RECORDS FOR THE EXERCISE START

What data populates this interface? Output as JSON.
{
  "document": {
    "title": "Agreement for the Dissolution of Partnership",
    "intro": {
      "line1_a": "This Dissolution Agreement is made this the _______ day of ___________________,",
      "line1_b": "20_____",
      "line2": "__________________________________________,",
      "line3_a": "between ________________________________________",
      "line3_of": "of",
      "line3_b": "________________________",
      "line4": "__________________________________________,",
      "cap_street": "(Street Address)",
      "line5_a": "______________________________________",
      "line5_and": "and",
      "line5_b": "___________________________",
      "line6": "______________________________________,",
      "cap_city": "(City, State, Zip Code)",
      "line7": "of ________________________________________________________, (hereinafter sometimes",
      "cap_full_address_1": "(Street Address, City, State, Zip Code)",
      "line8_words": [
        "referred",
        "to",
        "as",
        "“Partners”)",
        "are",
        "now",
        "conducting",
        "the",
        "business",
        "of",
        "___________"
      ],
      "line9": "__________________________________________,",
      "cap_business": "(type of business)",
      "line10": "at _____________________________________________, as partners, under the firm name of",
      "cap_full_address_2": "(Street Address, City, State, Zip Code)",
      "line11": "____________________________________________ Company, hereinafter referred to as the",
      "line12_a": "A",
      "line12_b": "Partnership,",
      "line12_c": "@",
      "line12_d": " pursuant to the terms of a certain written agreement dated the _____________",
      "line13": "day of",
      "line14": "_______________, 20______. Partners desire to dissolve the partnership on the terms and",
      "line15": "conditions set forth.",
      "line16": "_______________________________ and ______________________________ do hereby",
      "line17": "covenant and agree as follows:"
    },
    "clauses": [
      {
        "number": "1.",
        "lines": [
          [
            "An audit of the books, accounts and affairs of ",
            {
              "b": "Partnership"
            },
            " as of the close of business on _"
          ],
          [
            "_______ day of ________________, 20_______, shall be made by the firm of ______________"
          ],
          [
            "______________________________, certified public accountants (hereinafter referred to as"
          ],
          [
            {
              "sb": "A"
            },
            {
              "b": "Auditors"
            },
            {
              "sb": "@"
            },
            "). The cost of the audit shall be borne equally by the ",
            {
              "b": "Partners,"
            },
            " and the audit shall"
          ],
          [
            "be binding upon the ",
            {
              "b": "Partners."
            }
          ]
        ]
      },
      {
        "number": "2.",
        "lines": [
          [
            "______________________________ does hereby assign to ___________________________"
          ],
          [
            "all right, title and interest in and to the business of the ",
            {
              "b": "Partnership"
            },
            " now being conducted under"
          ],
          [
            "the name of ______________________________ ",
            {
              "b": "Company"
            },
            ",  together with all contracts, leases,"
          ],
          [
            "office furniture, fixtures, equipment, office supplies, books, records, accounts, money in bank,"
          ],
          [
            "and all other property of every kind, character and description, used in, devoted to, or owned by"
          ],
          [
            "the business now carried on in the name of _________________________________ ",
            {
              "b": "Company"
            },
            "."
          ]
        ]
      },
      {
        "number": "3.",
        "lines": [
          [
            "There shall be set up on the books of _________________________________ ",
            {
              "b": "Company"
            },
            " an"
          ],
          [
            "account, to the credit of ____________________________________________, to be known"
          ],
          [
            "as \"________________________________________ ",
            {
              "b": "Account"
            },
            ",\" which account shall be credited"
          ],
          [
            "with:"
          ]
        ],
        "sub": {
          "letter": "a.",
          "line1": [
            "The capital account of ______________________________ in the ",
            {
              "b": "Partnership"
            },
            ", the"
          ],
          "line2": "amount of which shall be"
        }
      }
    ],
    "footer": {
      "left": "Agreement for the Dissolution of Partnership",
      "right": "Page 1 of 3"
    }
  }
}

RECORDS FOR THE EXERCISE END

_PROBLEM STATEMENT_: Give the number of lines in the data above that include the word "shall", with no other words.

_EXERCISE ANSWER_: 6